An actor of film, stage, and screen – as well as a practitioner and teacher of Zen Buddhism – Małgorzata Braunek played in almost forty films and television series. A native of Szamotuły, she died June 23, 2014. Over the course of her career she worked with some of the greatest names in Polish cinema, starring in Andrzej Wajda’s Hunting Flies, Andrzej Żuławski’s The Third Part of the Night, Ryszard Ber’s The Doll, and – perhaps most notably – Jerzy Hoffman’s The Flood.
An actor of film, stage, and screen – as well as a practitioner and teacher of Zen Buddhism. Born January 30,1947 in Szamotułach.
Braunek was born on January 30, 1947. In 1969 she graduated from the Ludwik Solski Academy for the Dramatic Arts in Warsaw. Her acting debut came in her first year of study, playing in Kazimierz Kutz’s The Leap. Though her studies brought her the opportunity to perform on the stage of the National Theatre in Warsaw, Braunek found she preferred acting for the camera.
Early Career: The Making of an Icon
In Braunek, directors saw a symbol of a contemporary girl with a modelesque silhouette and captivating beauty. Newspapers circulated stills of the actress in giant sunglasses and a broad, toothy grin. It was this image – an ideal both lofty and calculated – that drew the attention of Andrzej Wajda, who cast Braunek as Irena in his 1969 film Hunting Flies, based on the work of Janusz Głowacki.
Collaborations with Żuławski: Personal and Professional
Her collaborations with Andrzej Żuławski – her then husband – brought out stunning performances from Braunek in The Third Part of the Night (1972) and The Devil (1988). Of her work in The Third Part of the Night, Braunek commented,
Surely ‘The Third Part of the Night’ was an inspiring professional challenge. It was a creative, inspiring time. It was an intriguing task for formal reasons: two people made up one character.
Feeling a sense of darkness after filming The Devil – a period in which she also gave birth to her son, Xawery Żuławski – Braunek devoted her attentions to a new role, that of Oleńka Billewiczówna in Jerzy Hoffman’s The Flood. Her casting as Oleńka – a character known so well to Poles from the works of Henryk Sienkiewicz – caused great debate about whether she was the right actress for role. The public debate was initially difficult for Braunek, who recalled,

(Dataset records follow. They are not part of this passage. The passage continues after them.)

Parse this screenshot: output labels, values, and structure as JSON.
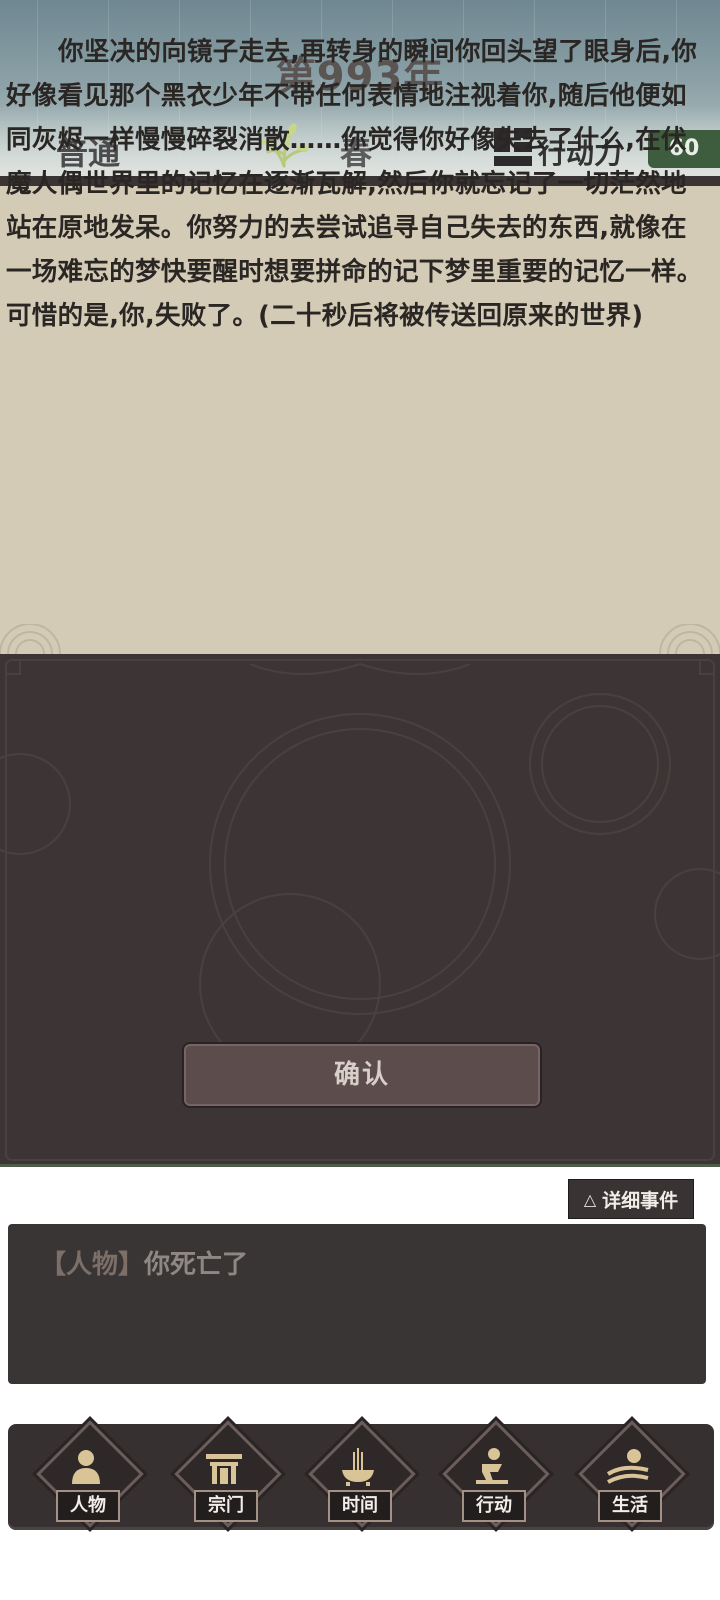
{
  "header": {
    "year_title": "第993年",
    "difficulty": "普通",
    "season": "春",
    "action_points_label": "行动力",
    "action_points_value": "60"
  },
  "story": {
    "text": "你坚决的向镜子走去,再转身的瞬间你回头望了眼身后,你好像看见那个黑衣少年不带任何表情地注视着你,随后他便如同灰烬一样慢慢碎裂消散……你觉得你好像失去了什么,在伏魔人偶世界里的记忆在逐渐瓦解,然后你就忘记了一切茫然地站在原地发呆。你努力的去尝试追寻自己失去的东西,就像在一场难忘的梦快要醒时想要拼命的记下梦里重要的记忆一样。可惜的是,你,失败了。(二十秒后将被传送回原来的世界)"
  },
  "dialog": {
    "confirm_label": "确认"
  },
  "event_log": {
    "details_label": "详细事件",
    "details_icon": "triangle-up-icon",
    "entries": [
      {
        "tag": "【人物】",
        "message": "你死亡了"
      }
    ]
  },
  "nav": {
    "items": [
      {
        "label": "人物",
        "icon": "person-icon"
      },
      {
        "label": "宗门",
        "icon": "sect-gate-icon"
      },
      {
        "label": "时间",
        "icon": "incense-burner-icon"
      },
      {
        "label": "行动",
        "icon": "action-figure-icon"
      },
      {
        "label": "生活",
        "icon": "landscape-sun-icon"
      }
    ]
  },
  "colors": {
    "story_bg": "#d4cbb6",
    "dark_panel_bg": "#3d3535",
    "action_points_bg": "#3e5c3e",
    "confirm_button_bg": "#5c4c4c"
  }
}
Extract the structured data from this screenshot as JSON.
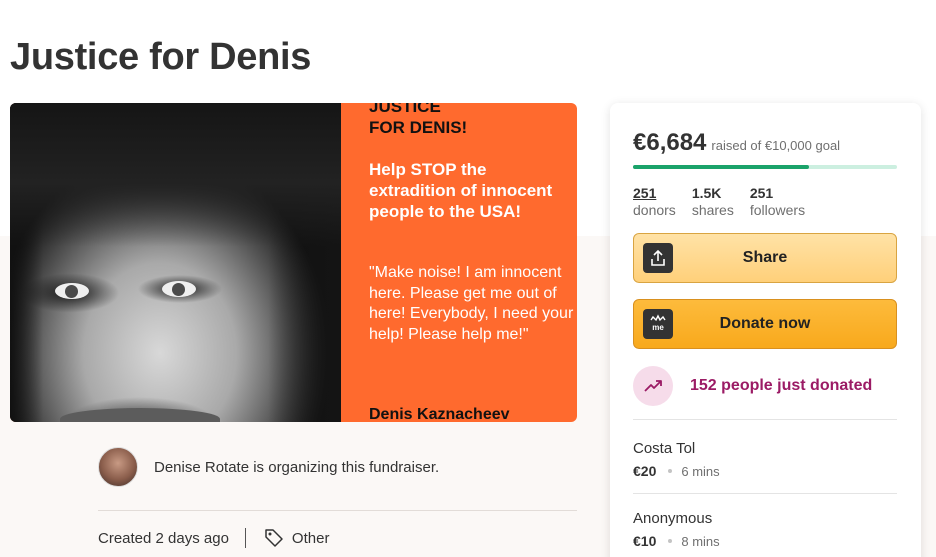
{
  "page": {
    "title": "Justice for Denis"
  },
  "hero": {
    "heading_line1": "JUSTICE",
    "heading_line2": "FOR DENIS!",
    "cta": "Help STOP the extradition of innocent people to the USA!",
    "quote": "\"Make noise! I am innocent here. Please get me out of here! Everybody, I need your help! Please help me!\"",
    "signature": "Denis Kaznacheev"
  },
  "organizer": {
    "text": "Denise Rotate is organizing this fundraiser."
  },
  "meta": {
    "created": "Created 2 days ago",
    "category": "Other"
  },
  "card": {
    "raised_amount": "€6,684",
    "raised_goal": "raised of €10,000 goal",
    "progress_fraction": 0.668,
    "stats": [
      {
        "value": "251",
        "label": "donors"
      },
      {
        "value": "1.5K",
        "label": "shares"
      },
      {
        "value": "251",
        "label": "followers"
      }
    ],
    "share_label": "Share",
    "donate_label": "Donate now",
    "momentum_text": "152 people just donated",
    "donations": [
      {
        "name": "Costa Tol",
        "amount": "€20",
        "time": "6 mins"
      },
      {
        "name": "Anonymous",
        "amount": "€10",
        "time": "8 mins"
      }
    ]
  },
  "colors": {
    "progress": "#1aa36a",
    "momentum": "#9b1b65",
    "donate_button": "#f8a91c",
    "hero_background": "#ff6a2e"
  }
}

At first this witch-hunt amused me, but eventually it began to hurt. I thought, why does anyone have the right to judge my abilities before anything has happened. I would prove that I could.
Braunek's Favorite Role: The Doll
Following her success in The Flood, Braunek was cast as Izabela Łęcka in Ryszard Ber’s television production of Bolesław Prus’s The Doll. It was a role that allowed her to create a deep, feminine character that she would later claim as her favorite, for it was her “most mature.”
Retreat to Buddhism
At the height of her fame in the late 1970s and 1980s, Braunek disappeared from the screen and went on a spiritual journey to India and Tibet. After meeting with the Dalai Lama, she found her way to meditation and Buddhism. She often joked that if her father was a Catholic and her mother a Protestant, she had to be a Buddhist. In 2011, she received shiho from Dennis Genpo Merzel.
A Return to Stage and Screen
In the mid-nineties, Braunek returned to screens as a woman transformed – gone was the long hair of the 1970s icon. She appeared in one of her first comedic roles in Łukasz Wylężałek’s television production of Intruder/Intruz. Highlights of her later career also include her role as Marianna in Jacek Borcuch’s film Tulips (2004) and the stage production of Persona. Simone’s Body.
A compassionate soul, Braunek was an ardent supporter of the movement for human rights in China, a vegetarian, and an advocate for animal rights. She worked as a volunteer in the Warsaw oncology hospice – helping those with the disease with which she would later struggle.
ed. Alena Aniskiewicz, 06.23.2014